Topiwala, whose parents are from India, recalled his initial reaction to Dogfish’s request: “It was basically, WTF? with the sentiment that irony is stranger than fiction.” He was soon referring to Calagione’s threat as a brand of “cultural imperialism,” deeming Dogfish’s behavior decidedly “un-namaste.” The dispute eventually spiraled into the social media, where misinformation swirled. Initially, though, Topiwala and Calagione addressed the matter “brewer to brewer” through an exchange of frankly worded emails.
According to the article, Namaste, which originates in India, is essentially a ubiquitous greeting that embodies the belief “that there is a Divine spark within each of us that is located in the heart chakra.” Of course, it’s hard to fight a trademark and with it, Dogfish Head is well within its right to name a beer Namaste, regardless of its origin or affiliation.
“With Namaste, we have to protect the name of our beer or we lose it,” noted Dogfish Head in its post. But Topiwala is sticking to his guns, calling the trademark move imperialistic, which might be a bit of stretch for Dogfish Head’s size, scope and mission. Here’s a quote from Topiwala from the same article, taken from an email addressed to Dogfish owner Sam Calagione.

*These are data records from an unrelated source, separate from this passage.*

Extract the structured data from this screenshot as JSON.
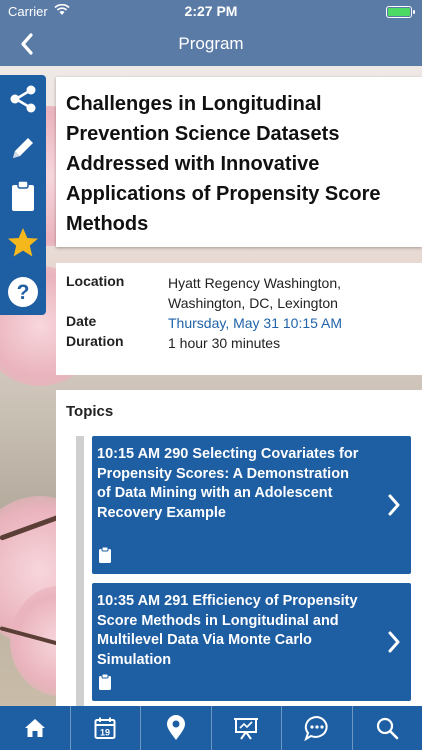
{
  "status_bar": {
    "carrier": "Carrier",
    "time": "2:27 PM"
  },
  "nav": {
    "title": "Program"
  },
  "session": {
    "title": "Challenges in Longitudinal Prevention Science Datasets Addressed with Innovative Applications of Propensity Score Methods"
  },
  "details": {
    "location_label": "Location",
    "location_value": "Hyatt Regency Washington, Washington, DC, Lexington",
    "date_label": "Date",
    "date_value": "Thursday, May 31 10:15 AM",
    "duration_label": "Duration",
    "duration_value": "1 hour 30 minutes"
  },
  "topics": {
    "heading": "Topics",
    "items": [
      {
        "text": "10:15 AM  290 Selecting Covariates for Propensity Scores: A Demonstration of Data Mining with an Adolescent Recovery Example"
      },
      {
        "text": "10:35 AM  291 Efficiency of Propensity Score Methods in Longitudinal and Multilevel Data Via Monte Carlo Simulation"
      }
    ]
  },
  "side_toolbar": [
    "share-icon",
    "pencil-icon",
    "clipboard-icon",
    "star-icon",
    "help-icon"
  ],
  "tab_bar": [
    "home-icon",
    "calendar-icon",
    "map-pin-icon",
    "presentation-icon",
    "chat-icon",
    "search-icon"
  ],
  "tab_calendar_day": "19",
  "colors": {
    "nav": "#5a7ba6",
    "primary": "#1e5ea3",
    "star": "#f5b81c",
    "link": "#1f63a8",
    "battery": "#4cd964"
  }
}
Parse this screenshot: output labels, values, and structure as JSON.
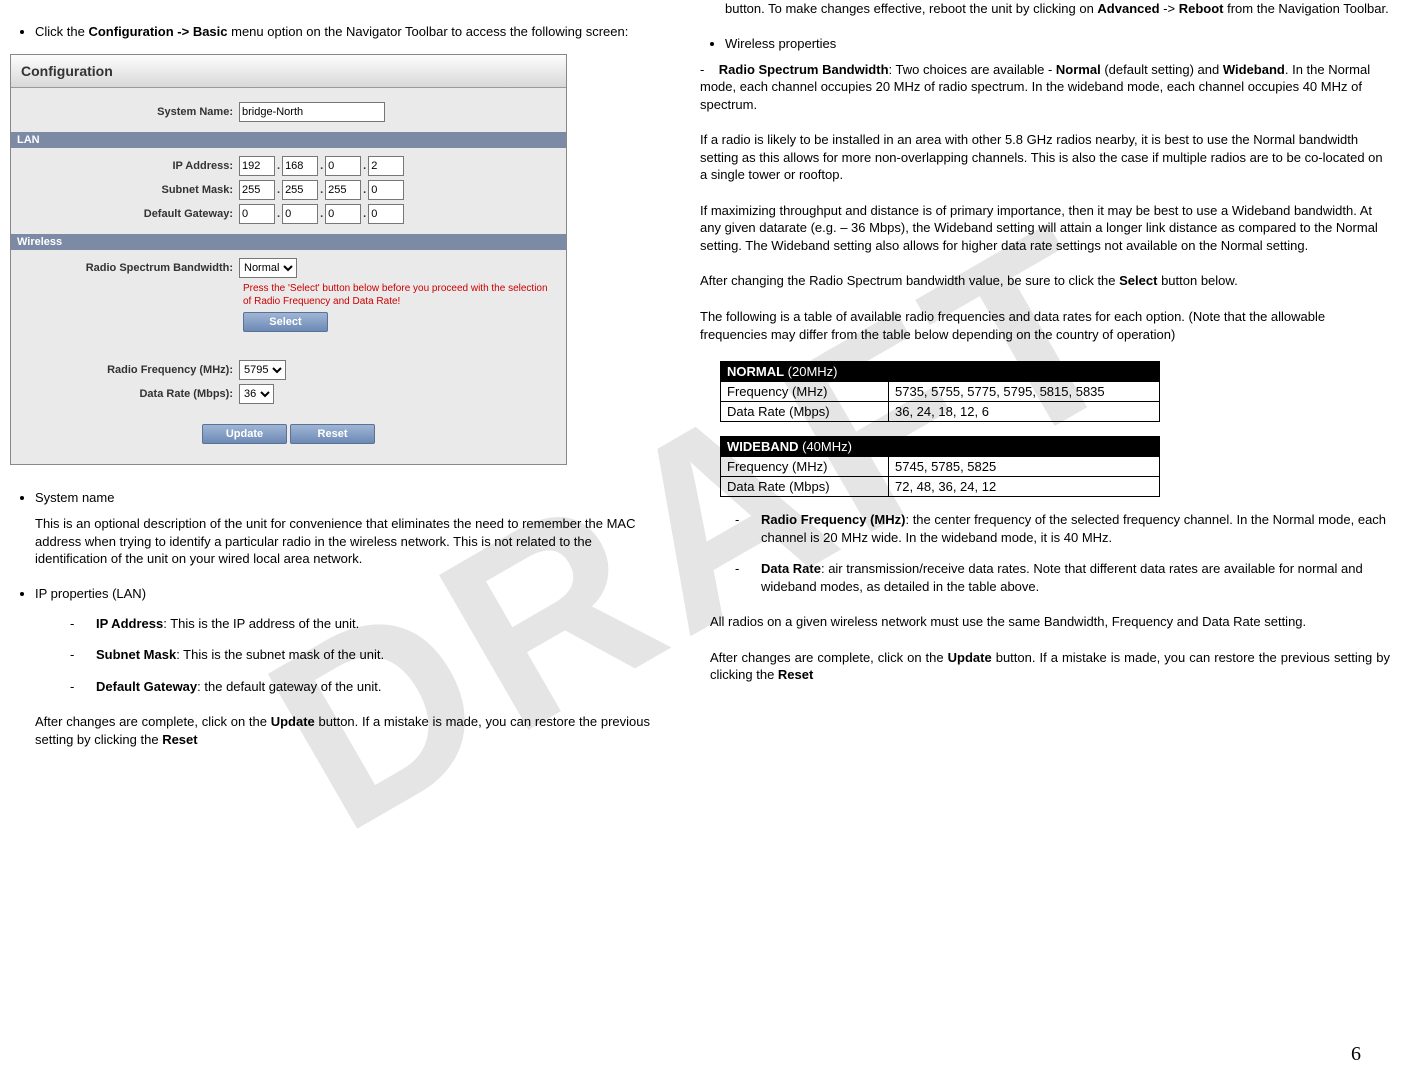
{
  "watermark": "DRAFT",
  "page_number": "6",
  "left": {
    "intro_pre": "Click the ",
    "intro_bold": "Configuration -> Basic",
    "intro_post": " menu option on the Navigator Toolbar to access the following screen:",
    "config": {
      "title": "Configuration",
      "system_name_label": "System Name:",
      "system_name_value": "bridge-North",
      "lan_header": "LAN",
      "ip_label": "IP Address:",
      "ip": [
        "192",
        "168",
        "0",
        "2"
      ],
      "subnet_label": "Subnet Mask:",
      "subnet": [
        "255",
        "255",
        "255",
        "0"
      ],
      "gw_label": "Default Gateway:",
      "gw": [
        "0",
        "0",
        "0",
        "0"
      ],
      "wireless_header": "Wireless",
      "bw_label": "Radio Spectrum Bandwidth:",
      "bw_value": "Normal",
      "warn": "Press the 'Select' button below before you proceed with the selection of Radio Frequency and Data Rate!",
      "select_btn": "Select",
      "rf_label": "Radio Frequency (MHz):",
      "rf_value": "5795",
      "dr_label": "Data Rate (Mbps):",
      "dr_value": "36",
      "update_btn": "Update",
      "reset_btn": "Reset"
    },
    "sysname_h": "System name",
    "sysname_p": "This is an optional description of the unit for convenience that eliminates the need to remember the MAC address when trying to identify a particular radio in the wireless network.  This is not related to the identification of the unit on your wired local area network.",
    "ipprop_h": "IP properties (LAN)",
    "ip_items": [
      {
        "b": "IP Address",
        "t": ": This is the IP address of the unit."
      },
      {
        "b": "Subnet Mask",
        "t": ": This is the subnet mask of the unit."
      },
      {
        "b": "Default Gateway",
        "t": ": the default gateway of the unit."
      }
    ],
    "after1_a": "After changes are complete, click on the ",
    "after1_b": "Update",
    "after1_c": " button.  If a mistake is made, you can restore the previous setting by clicking the ",
    "after1_d": "Reset"
  },
  "right": {
    "cont_a": "button.  To make changes effective, reboot the unit by clicking on ",
    "cont_b": "Advanced",
    "cont_c": " -> ",
    "cont_d": "Reboot",
    "cont_e": " from the Navigation Toolbar.",
    "wprops": "Wireless properties",
    "rsb_label": "Radio Spectrum Bandwidth",
    "rsb_t1": ":  Two choices are available - ",
    "rsb_normal": "Normal",
    "rsb_t2": " (default setting) and ",
    "rsb_wide": "Wideband",
    "rsb_t3": ".   In the Normal mode, each channel occupies 20 MHz of radio spectrum.  In the wideband mode, each channel occupies 40 MHz of spectrum.",
    "p2": "If a radio is likely to be installed in an area with other 5.8 GHz radios nearby, it is best to use the Normal bandwidth setting as this allows for more non-overlapping channels.  This is also the case if multiple radios are to be co-located on a single tower or rooftop.",
    "p3": "If maximizing throughput and distance is of primary importance, then it may be best to use a Wideband bandwidth.  At any given datarate (e.g. – 36 Mbps), the Wideband setting will attain a longer link distance as compared to the Normal setting.  The Wideband setting also allows for higher data rate settings not available on the Normal setting.",
    "p4_a": "After changing the Radio Spectrum bandwidth value, be sure to click the ",
    "p4_b": "Select",
    "p4_c": " button below.",
    "p5": "The following is a table of available radio frequencies and data rates for each option.  (Note that the allowable frequencies may differ from the table below depending on the country of operation)",
    "tbl_normal": {
      "hdr_b": "NORMAL",
      "hdr_s": " (20MHz)",
      "r1a": "Frequency (MHz)",
      "r1b": "5735, 5755, 5775, 5795, 5815, 5835",
      "r2a": "Data Rate (Mbps)",
      "r2b": "36, 24, 18, 12, 6"
    },
    "tbl_wide": {
      "hdr_b": "WIDEBAND",
      "hdr_s": " (40MHz)",
      "r1a": "Frequency (MHz)",
      "r1b": "5745, 5785, 5825",
      "r2a": "Data Rate (Mbps)",
      "r2b": "72, 48, 36, 24, 12"
    },
    "rf_b": "Radio Frequency (MHz)",
    "rf_t": ": the center frequency of the selected frequency channel. In the Normal mode, each channel is 20 MHz wide. In the wideband mode, it is 40 MHz.",
    "dr_b": "Data Rate",
    "dr_t": ": air transmission/receive data rates. Note that different data rates are available for normal and wideband modes, as detailed in the table above.",
    "p6": "All radios on a given wireless network must use the same Bandwidth, Frequency and Data Rate setting.",
    "p7_a": "After changes are complete, click on the ",
    "p7_b": "Update",
    "p7_c": " button.  If a mistake is made, you can restore the previous setting by clicking the ",
    "p7_d": "Reset"
  }
}
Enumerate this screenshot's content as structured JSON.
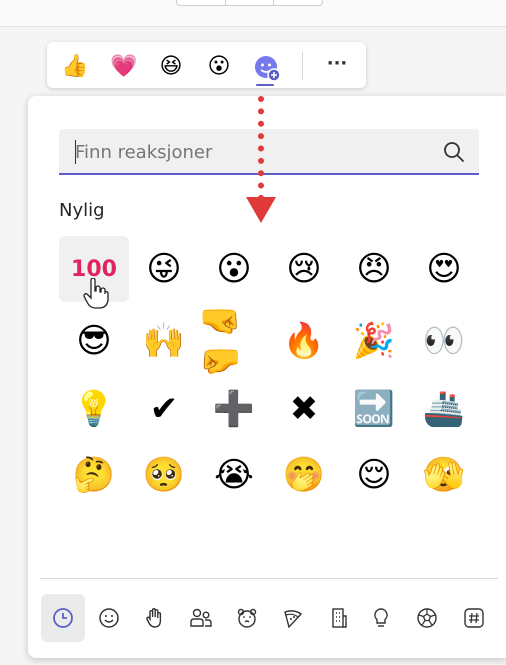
{
  "reaction_bar": {
    "items": [
      {
        "name": "like",
        "emoji": "👍"
      },
      {
        "name": "heart",
        "emoji": "💗"
      },
      {
        "name": "laugh",
        "emoji": "😆"
      },
      {
        "name": "surprised",
        "emoji": "😮"
      }
    ],
    "add_reaction_icon": "emoji-add-icon",
    "more_label": "···"
  },
  "search": {
    "placeholder": "Finn reaksjoner",
    "value": ""
  },
  "recent": {
    "heading": "Nylig",
    "rows": [
      [
        "100",
        "😜",
        "😮",
        "😢",
        "😠",
        "😍"
      ],
      [
        "😎",
        "🙌",
        "🤜🤛",
        "🔥",
        "🎉",
        "👀"
      ],
      [
        "💡",
        "✔",
        "➕",
        "✖",
        "🔜",
        "🚢"
      ],
      [
        "🤔",
        "🥺",
        "😭",
        "🤭",
        "😌",
        "🫣"
      ]
    ],
    "highlighted": "100"
  },
  "category_tabs": [
    {
      "name": "recent",
      "icon": "clock-icon",
      "selected": true
    },
    {
      "name": "smileys",
      "icon": "smiley-icon",
      "selected": false
    },
    {
      "name": "hands",
      "icon": "hand-icon",
      "selected": false
    },
    {
      "name": "people",
      "icon": "people-icon",
      "selected": false
    },
    {
      "name": "animals",
      "icon": "bear-icon",
      "selected": false
    },
    {
      "name": "food",
      "icon": "pizza-icon",
      "selected": false
    },
    {
      "name": "places",
      "icon": "building-icon",
      "selected": false
    },
    {
      "name": "objects",
      "icon": "lightbulb-icon",
      "selected": false
    },
    {
      "name": "activities",
      "icon": "soccer-icon",
      "selected": false
    },
    {
      "name": "symbols",
      "icon": "hashtag-icon",
      "selected": false
    }
  ],
  "colors": {
    "accent": "#5b5fc7",
    "annotation_arrow": "#e03a3a"
  }
}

“While you have demonstrated a civility and consideration characteristic of camaraderie and bonhomie of brewers, it is apparent that you do not understand the level of cultural appropriation and imperialism that y’all’re want to enforce upon us with our use of the term namaste to represent ourselves from our own heritage. That y’all should make the term Namaste a trademark is emblematic of your blindness to how the word is used outside of your societal norms. Offering to license it out to us further exemplifies your willingness to play the continuing imperial role upon outsiders of your stature and culture.”